Sometimes, I would bring up the concept of the "prudent man rule," which measures what a prudent person would do in the same or similar circumstances. I could then suggest that it might be a good idea to be sure their affairs were in order. And if their treatment should happen to be successful, they would just be better organized than most people are.


That approach seemed to be one that patients and families could accept and deal with reasonably well. Their feedback indicated to me that they realized that there were a lot of uncertainties at work in any patient's prognosis, and they were appreciative of not having a number placed on their days remaining.




Dallas, Texas


Response from Wendy Harpham:

Thank you for taking the time to share your experience and excellent suggestions for providing compact and compassionate ways to answer patients who ask "How long?" The time frame for "the convention" serves as a vehicle for offering a ballpark figure while sparing patients a prognosis in absolute terms. And the "prudent man rule" couches in practical terms the need to proceed with emotionally charged preparations, with the emphasis on the benefit for patients who do well.

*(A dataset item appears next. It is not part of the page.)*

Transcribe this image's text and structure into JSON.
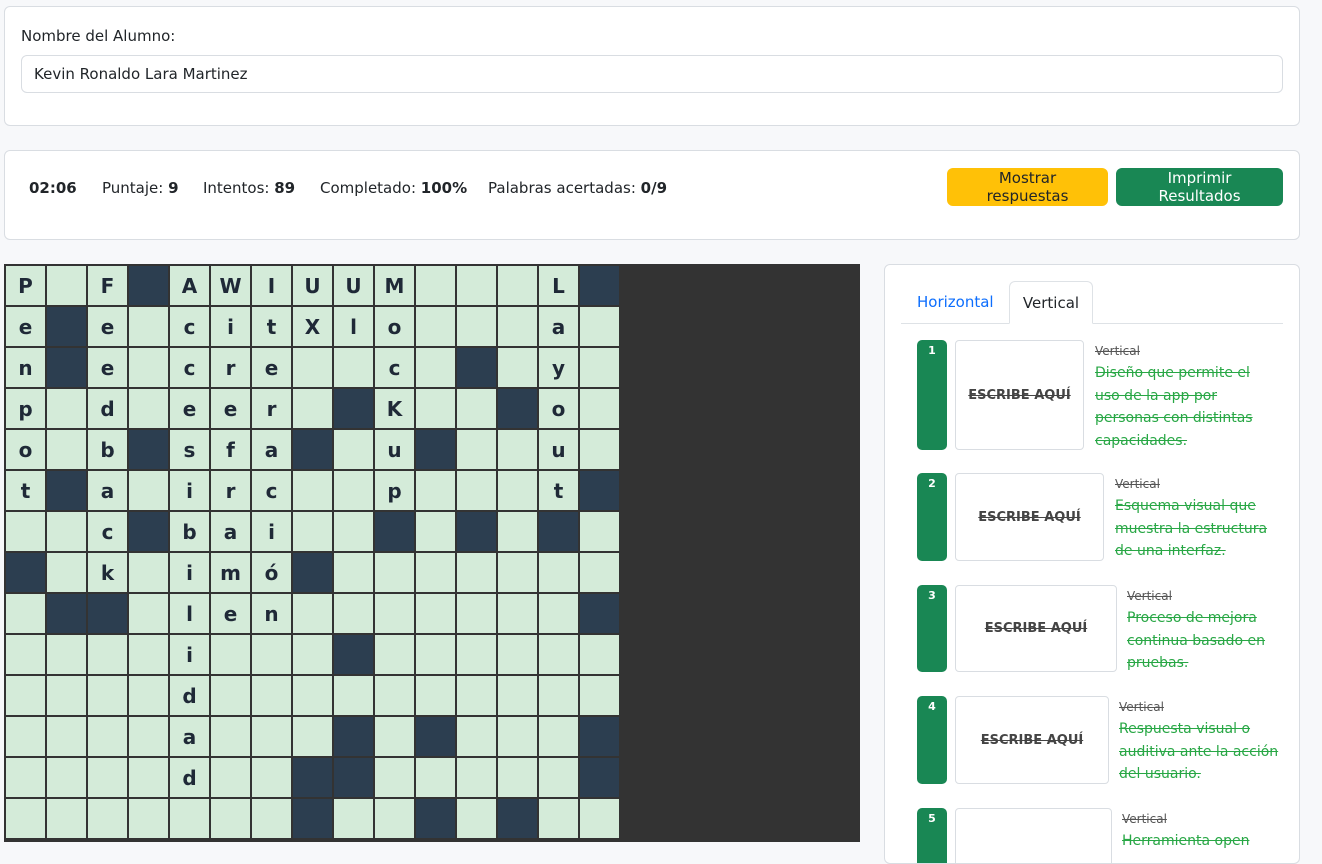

Clearly your patients appreciate how you highlight the uncertainty in everyday terms that are not burdensome. As doctors, techniques such as these can help us in our mission to be honest, hopeful, and helpful.